Some warn the law might leave schools open to being sued by parents who claim their children have not been properly consulted.
The Liberal Democrats' amendment to the Education and Skills Bill, requiring school governing bodies to "invite and consider pupils' views", was accepted by the Government in the House of Lords on Tuesday.
Regulations, yet to be drawn up, will determine exactly what schools must ask pupils about.
But Baroness Morgan, the children's minister, told Parliament: "As a minimum, schools should seek and take account of pupils' views on policies on the delivery of the curriculum, behaviour, the uniform, school food, health and safety, equalities and sustainability, not simply on what colour to paint the walls."
The legislation follows the introduction to schools of other new legal duties to promote community cohesion and pupil wellbeing.
The news was the last straw for John Dunford, general secretary of the Association of School and College Leaders. "This is crazy," he said. "I am a strong supporter of pupil voice, but schools are increasingly consulting pupils because they think it is the right thing, not because Government tells them to.
"I am annoyed and furious that yet another in this continual stream of legal and educational duties is being placed on schools. They all bring unintended consequences."
Arguing the duty was needed, Baroness Howe, a cross-bench peer, pointed to a recent Ofsted survey of nearly 150,000 pupils. When asked how much they thought their views were listened to in running their schools, 34 per cent had replied "not very much" or "not at all".
Chris Keates, the NASUWT teachers' union general secretary, said: "This is completely unnecessary and will be open to abuse.
"It is a distortion of the important concept of pupil voice that will lead to headteachers and teachers becoming very disillusioned."
But Sir Michael Wilshaw, head of Mossbourne Academy in Hackney, east London, said schools would not have to alter what they were already doing for pupil voice.
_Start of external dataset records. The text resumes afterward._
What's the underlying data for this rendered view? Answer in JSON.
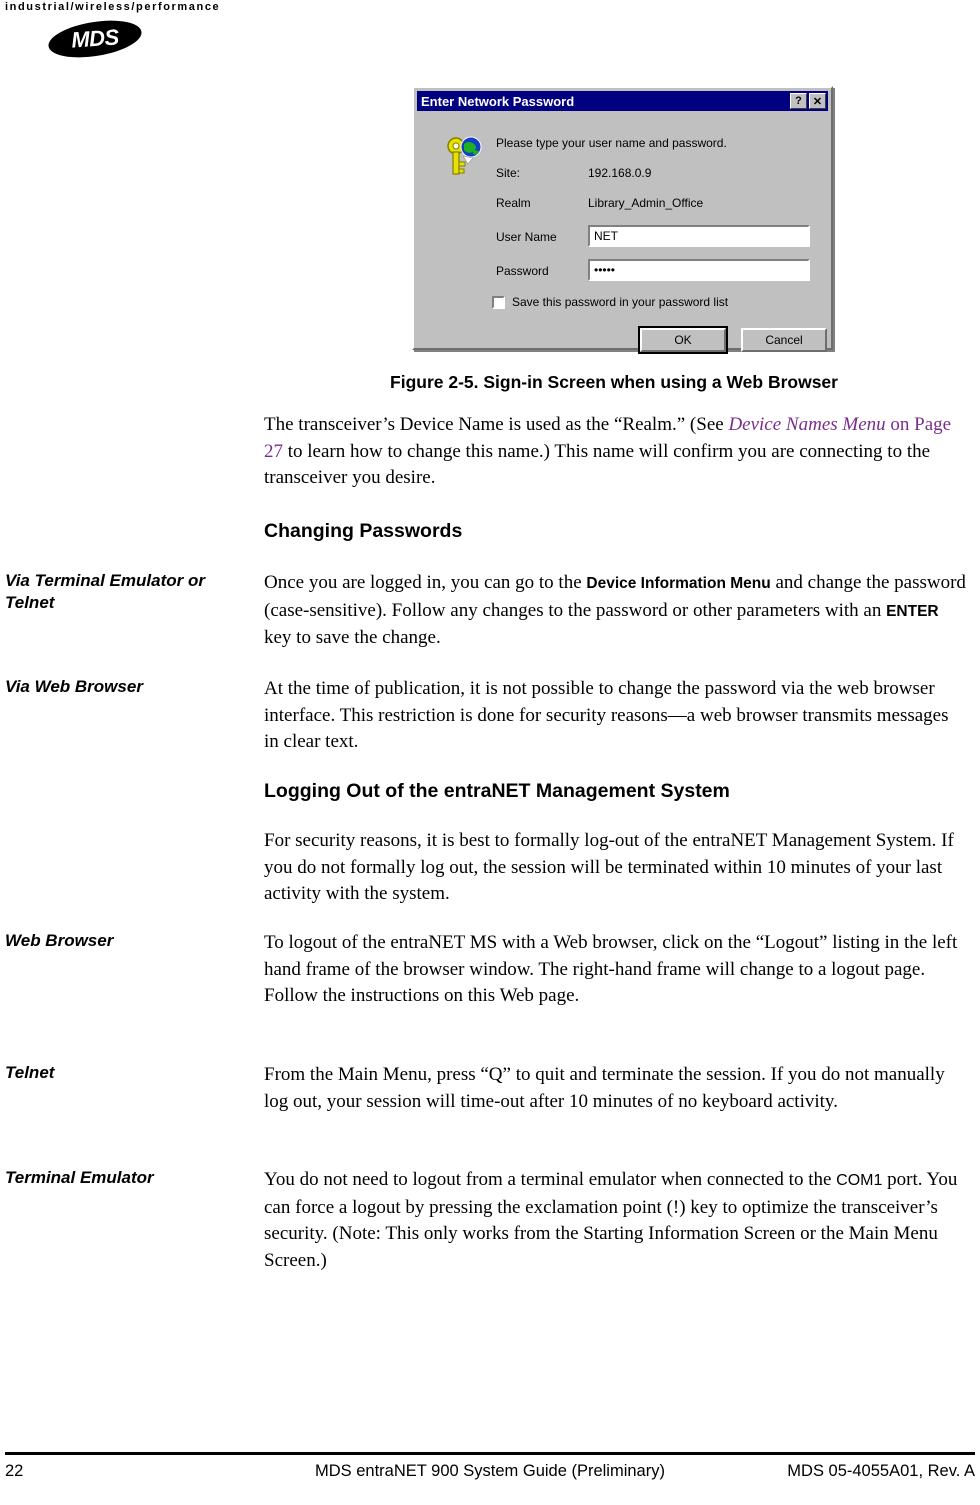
{
  "header": {
    "tagline": "industrial/wireless/performance",
    "logo_text": "MDS"
  },
  "dialog": {
    "title": "Enter Network Password",
    "help_button": "?",
    "close_button": "✕",
    "prompt": "Please type your user name and password.",
    "site_label": "Site:",
    "site_value": "192.168.0.9",
    "realm_label": "Realm",
    "realm_value": "Library_Admin_Office",
    "username_label": "User Name",
    "username_value": "NET",
    "password_label": "Password",
    "password_value": "•••••",
    "save_checkbox_label": "Save this password in your password list",
    "save_checkbox_checked": false,
    "ok_label": "OK",
    "cancel_label": "Cancel",
    "title_bar_color": "#000080",
    "face_color": "#c0c0c0"
  },
  "figure": {
    "caption": "Figure 2-5. Sign-in Screen when using a Web Browser"
  },
  "content": {
    "intro_p1": "The transceiver’s Device Name is used as the “Realm.” (See ",
    "intro_xref_italic": "Device Names Menu",
    "intro_xref_plain": " on Page 27",
    "intro_p2": " to learn how to change this name.) This name will confirm you are connecting to the transceiver you desire.",
    "heading_changing_passwords": "Changing Passwords",
    "side_via_terminal": "Via Terminal Emulator or Telnet",
    "via_terminal_p1": "Once you are logged in, you can go to the ",
    "via_terminal_ui1": "Device Information Menu",
    "via_terminal_p2": " and change the password (case-sensitive). Follow any changes to the password or other parameters with an ",
    "via_terminal_ui2": "ENTER",
    "via_terminal_p3": " key to save the change.",
    "side_via_web_browser": "Via Web Browser",
    "via_web_browser_body": "At the time of publication, it is not possible to change the password via the web browser interface. This restriction is done for security reasons—a web browser transmits messages in clear text.",
    "heading_logging_out": "Logging Out of the entraNET Management System",
    "logging_out_body": "For security reasons, it is best to formally log-out of the entraNET Management System. If you do not formally log out, the session will be terminated within 10 minutes of your last activity with the system.",
    "side_web_browser": "Web Browser",
    "web_browser_body": "To logout of the entraNET MS with a Web browser, click on the “Logout” listing in the left hand frame of the browser window. The right-hand frame will change to a logout page. Follow the instructions on this Web page.",
    "side_telnet": "Telnet",
    "telnet_body": "From the Main Menu, press “Q” to quit and terminate the session. If you do not manually log out, your session will time-out after 10 minutes of no keyboard activity.",
    "side_terminal_emulator": "Terminal Emulator",
    "terminal_emulator_p1": "You do not need to logout from a terminal emulator when connected to the ",
    "terminal_emulator_ui1": "COM1",
    "terminal_emulator_p2": " port. You can force a logout by pressing the exclamation point (!) key to optimize the transceiver’s security. (Note: This only works from the Starting Information Screen or the Main Menu Screen.)"
  },
  "footer": {
    "page_number": "22",
    "center": "MDS entraNET 900 System Guide (Preliminary)",
    "right": "MDS 05-4055A01, Rev. A"
  }
}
The possibility of court action was raised by Lord Elton. The Conservative peer was glad the importance of listening to children had been recognised, but said: "I am sorry that it has to be in legislation.
"We are a litigious nation, and it would be very unfortunate if we were to have a rash of cases of parents saying, `You were not listening to my little Johnny.'"
To prevent this, the regulations would have to be flexible, he said.